Conversations and Salon, Art Basels talks program, attracted over 2,000 visitors over four days and presented renowned cultural figures from Asia and across the international art world. This years Premier Artist Talk featured Chinese American artist David Diao in conversation with Pauline J. Yao, Curator, M+, Hong Kong. Anne Pasternak, Defne Ayas, N'Goné Fall, and Thomas J. Berghuis joined a discussion titled Building Platforms, moderated by András Szántó, exploring the various ways in which independent institutions might flourish as contemporary platforms. The final Conversation, Collecting as a Radical Practice, featured Aaron Cezar, Hideaki Fukutake, Phillip Keir, Sara Puig, and Roobina Karode. The Conversation was moderated by Alan Lau. The afternoon Salon program, which consists of more informal and often shorter presentations, featured talks and panel discussions with artists, curators, museum directors, academics and critics.

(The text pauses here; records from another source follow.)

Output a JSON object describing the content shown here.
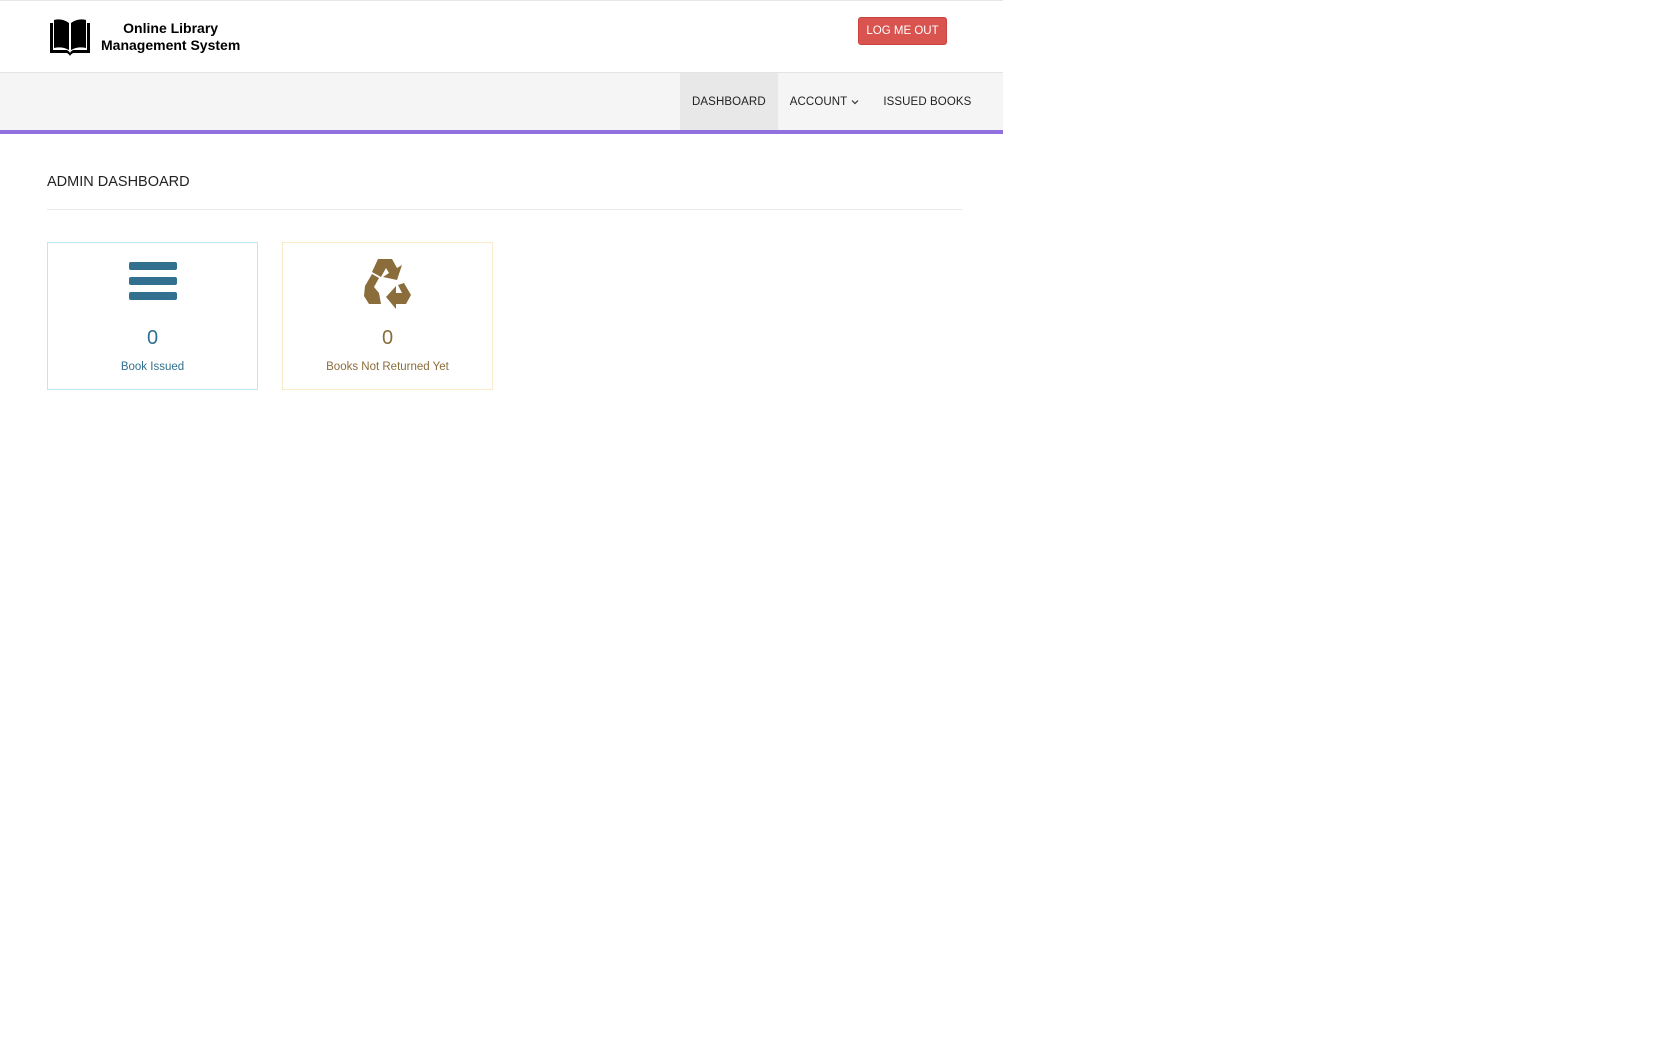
{
  "brand": {
    "line1": "Online Library",
    "line2": "Management System",
    "icon": "open-book-icon"
  },
  "header": {
    "logout_label": "LOG ME OUT",
    "logout_color": "#d9534f"
  },
  "nav": {
    "items": [
      {
        "label": "DASHBOARD",
        "active": true
      },
      {
        "label": "ACCOUNT",
        "dropdown": true
      },
      {
        "label": "ISSUED BOOKS"
      }
    ],
    "accent_color": "#9170e0"
  },
  "main": {
    "title": "ADMIN DASHBOARD",
    "cards": [
      {
        "icon": "bars-icon",
        "count": "0",
        "label": "Book Issued",
        "color": "#31708f",
        "border": "#bce8f1"
      },
      {
        "icon": "recycle-icon",
        "count": "0",
        "label": "Books Not Returned Yet",
        "color": "#8a6d3b",
        "border": "#faebcc"
      }
    ]
  }
}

Internationally acclaimed Japanese artist Tatsuo Miyajima (b. 1957, Japan) collaborated with Art Basel and Hong Kongs iconic 490 meter high International Commerce Centre (ICC) on the Kowloon harbor front to present Time Waterfall, a largescale public light installation that comprised the natural numbers one to nine, which cascaded down the buildings facade, never reaching zero. The project will continue with two screenings each night until April 2016.
Art Basel continued to work closely with key cultural organizations across the city, including Asia Art Archive (AAA); the Asia Society; Para/Site Art Space; Spring Workshop; and M+, Hong Kongs future museum for visual culture, offering an associated program of events onsite and throughout the city during the week of the show.
During the Hong Kong show this year, Art Basel announced its new Art Basel Cities initiative, which will expand its engagement in the art world from staging art fairs to working with cities to develop cultural events with international resonance. Art Basel Cities will offer the art world new opportunities to discover and engage with cultural scenes across the world. As part of this initiative, Art Basel will work with selected partner cities to develop vibrant and content-driven programs specific to the city, connecting them to the global art world through Art Basel's network. Art Basel also announced a newly formed advisory board, consisting of prominent art world figures with expertise across various disciplines, including: David Adjaye, Füsun Eczacıbaşı, Richard Florida, Jacques Herzog, Sam Keller, William Lim, Simon Mordant AM, Lars Nittve, Anne Pasternak, Patrizia Sandretto Re Rebaudengo, Dennis Scholl, Uli Sigg and Michael Tay.